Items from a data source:
==============================
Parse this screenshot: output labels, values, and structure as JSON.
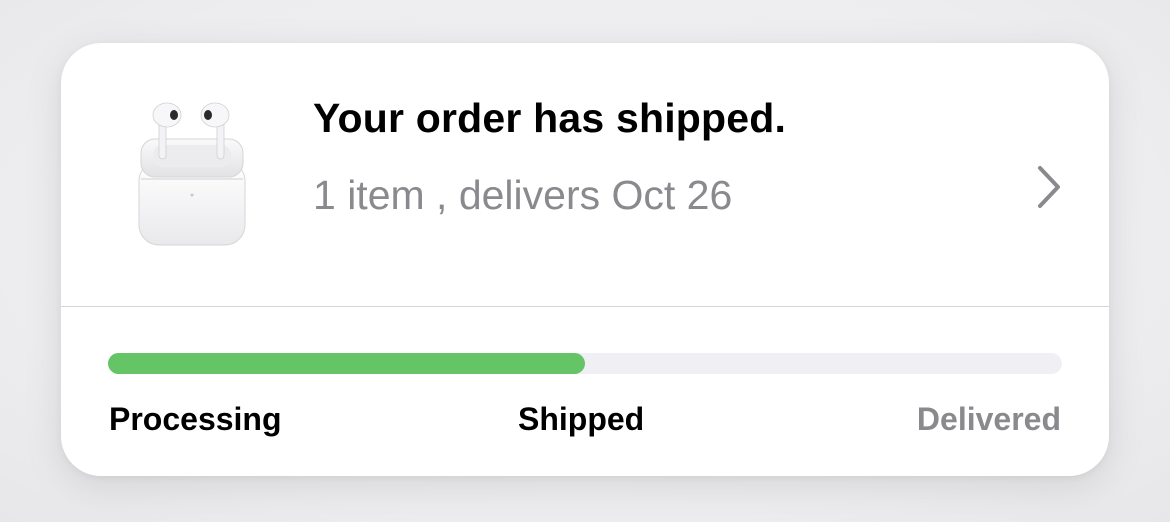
{
  "order": {
    "title": "Your order has shipped.",
    "subtitle": "1 item , delivers Oct 26",
    "product_icon": "airpods-icon",
    "chevron_icon": "chevron-right-icon"
  },
  "progress": {
    "fraction": 0.5,
    "color": "#64c466",
    "track_color": "#f0eff4",
    "steps": [
      {
        "label": "Processing",
        "state": "complete"
      },
      {
        "label": "Shipped",
        "state": "current"
      },
      {
        "label": "Delivered",
        "state": "pending"
      }
    ]
  },
  "colors": {
    "primary_text": "#000000",
    "secondary_text": "#8a8a8e",
    "card_background": "#ffffff"
  }
}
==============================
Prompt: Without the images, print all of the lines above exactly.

Exercise solution:
Parse this screenshot: output labels, values, and structure as JSON.
{
  "order": {
    "title": "Your order has shipped.",
    "subtitle": "1 item , delivers Oct 26",
    "product_icon": "airpods-icon",
    "chevron_icon": "chevron-right-icon"
  },
  "progress": {
    "fraction": 0.5,
    "color": "#64c466",
    "track_color": "#f0eff4",
    "steps": [
      {
        "label": "Processing",
        "state": "complete"
      },
      {
        "label": "Shipped",
        "state": "current"
      },
      {
        "label": "Delivered",
        "state": "pending"
      }
    ]
  },
  "colors": {
    "primary_text": "#000000",
    "secondary_text": "#8a8a8e",
    "card_background": "#ffffff"
  }
}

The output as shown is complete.